In between winning the Women’s World Cup and going on their victory tour to getting ready for the Summer Olympics where they are favorites to win gold, the United States Women’s National Team needed to strike while the iron is hot to get their word out that they feel they are not being paid comparatively to players on the Men’s National Team. As they are currently in court with U.S. Soccer for a disagreement on their Collective Bargaining Agreement, the USWNT has also accused U.S. Soccer of wage discrimination to the Equal Employment Opportunity Commission comparing their pay to their male counterparts.
Lawyers for five of its top stars, Carli Lloyd, Alex Morgan, Megan Rapinoe, Becky Sauerbrunn and Hope Solo are saying that they are getting paid four times less than the men even after winning the Women’s World Cup and going on a Victory Tour that filled football stadiums (as long as the turf wasn’t terrible).

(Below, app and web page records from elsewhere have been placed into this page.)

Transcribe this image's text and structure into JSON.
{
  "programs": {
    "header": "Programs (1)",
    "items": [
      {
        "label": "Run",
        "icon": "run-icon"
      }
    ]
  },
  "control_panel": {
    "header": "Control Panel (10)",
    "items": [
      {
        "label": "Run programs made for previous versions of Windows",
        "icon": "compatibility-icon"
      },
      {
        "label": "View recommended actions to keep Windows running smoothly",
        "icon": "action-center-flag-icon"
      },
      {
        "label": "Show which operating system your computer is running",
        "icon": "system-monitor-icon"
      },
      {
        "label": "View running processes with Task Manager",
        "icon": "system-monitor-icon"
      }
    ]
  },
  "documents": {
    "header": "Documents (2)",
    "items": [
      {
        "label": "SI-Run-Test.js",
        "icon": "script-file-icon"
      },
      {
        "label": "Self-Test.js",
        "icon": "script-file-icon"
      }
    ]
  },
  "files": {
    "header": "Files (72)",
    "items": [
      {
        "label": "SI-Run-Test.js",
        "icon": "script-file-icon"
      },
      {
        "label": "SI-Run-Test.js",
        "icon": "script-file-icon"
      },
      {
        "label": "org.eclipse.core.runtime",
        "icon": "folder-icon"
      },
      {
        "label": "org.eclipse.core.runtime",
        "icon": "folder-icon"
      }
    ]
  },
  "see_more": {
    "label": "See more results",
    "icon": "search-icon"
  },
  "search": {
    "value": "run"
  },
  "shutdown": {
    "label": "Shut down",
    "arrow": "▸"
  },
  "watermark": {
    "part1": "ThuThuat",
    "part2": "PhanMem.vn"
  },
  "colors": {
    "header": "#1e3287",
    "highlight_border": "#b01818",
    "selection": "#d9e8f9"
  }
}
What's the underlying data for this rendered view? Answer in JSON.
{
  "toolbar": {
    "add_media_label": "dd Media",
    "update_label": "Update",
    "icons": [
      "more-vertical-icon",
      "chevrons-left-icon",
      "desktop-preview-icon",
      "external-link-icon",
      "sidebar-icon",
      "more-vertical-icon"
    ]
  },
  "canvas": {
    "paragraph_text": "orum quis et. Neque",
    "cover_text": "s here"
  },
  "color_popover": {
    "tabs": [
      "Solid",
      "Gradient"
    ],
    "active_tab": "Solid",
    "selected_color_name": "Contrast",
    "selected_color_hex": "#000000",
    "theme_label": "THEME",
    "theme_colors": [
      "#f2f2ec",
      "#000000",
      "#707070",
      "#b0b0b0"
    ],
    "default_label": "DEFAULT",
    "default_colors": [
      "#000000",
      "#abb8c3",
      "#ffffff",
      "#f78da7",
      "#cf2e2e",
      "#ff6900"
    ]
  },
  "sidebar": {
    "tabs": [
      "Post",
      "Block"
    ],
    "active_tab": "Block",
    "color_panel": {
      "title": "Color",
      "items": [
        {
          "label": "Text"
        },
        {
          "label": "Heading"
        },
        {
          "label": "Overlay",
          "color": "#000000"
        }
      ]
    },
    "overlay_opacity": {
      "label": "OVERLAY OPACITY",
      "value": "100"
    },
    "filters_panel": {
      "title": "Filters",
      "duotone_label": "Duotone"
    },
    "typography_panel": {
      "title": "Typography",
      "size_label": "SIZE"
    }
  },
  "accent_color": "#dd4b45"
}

Sports Illustrated went through some of the ways men are being paid more than women including friendlies (women – $1,350/win, men – $5,000/loss), World Cup roster bonuses (women – up to $30,000, men – $68,750), World Cup point bonuses (women – $0, men – $218,750 split among players per point earned, earned four points in 2014 World Cup) and making the knockout round (women – $0, men – $4,500,000 split among players). Even in things like per diem (women – $50 domestic, men – $62.50 domestic) and sponsor appearances (women – $3,000, men – $3,750), the men make more.
Some may say in terms of the World Cup bonuses that the men get theirs earlier because they aren’t expected to win the World Cup, unlike the women. Well, ignoring that the women still get paid way less to win the Women’s World Cup ($75,000) than the men do making the knockout stage of the World Cup (about $196,000), that’s like an honor roll student getting nothing as a reward for straight A’s on her report card because she’s been getting straight A’s for years and is expected to in the future while her slacker brother gets ice cream for getting straight C’s when he always gets D’s on his report card. You can imagine the straight A sister getting upset about that, that’s what’s happening now with the USWNT.
The USWNT isn’t messing around in court either, they have Jeffrey Kessler representing them. He has been representing Tom Brady in his Deflategate case against the NFL. Kessler stated on behalf of the players:
“The reason the players have filed is because the USSF has made it clear that they will not consider equal pay [with USMNT] in the negotiations for a new agreement. So whether or not there’s an existing agreement, they won’t ever agree to make a change to give us the right salary. And the players have been very patient and have concluded now they have to bring a case.”
“These athletes have probably the strongest case for pay discrimination against women that I have ever seen. Because you have a situation where not only are their work requirements identical to the men’s requirements—the same number of minimum friendlies they have to play, the same requirements to prepare for their World Cups—but they have outperformed the men both economically and on the playing field in every possible way the last two years. So this isn’t a case where someone can come in and say the reason the men are paid more is because they are more economically successful or the men outperform the women or they’re not comparable in the same way.”
U.S. Soccer weighed in on the accusations by the players:
“We understand the Women’s National Team Players Association is filing a charge with the Equal Employment Opportunity Commission against U.S. Soccer. While we have not seen this complaint and can’t comment on the specifics of it, we are disappointed about this action. We have been a world leader in women’s soccer and are proud of the commitment we have made to building the women’s game in the United States over the past 30 years.”
Many in sports, both in and out of soccer will be interested to see how this turns out. This could be a turning point in not only sports but the workplace in general when it comes to women earning equal pay for equal work compared to the men.
UPDATE: U.S. Soccer released a statement concerning the allegations, committing to negotiating for a new CBA at the end of this year.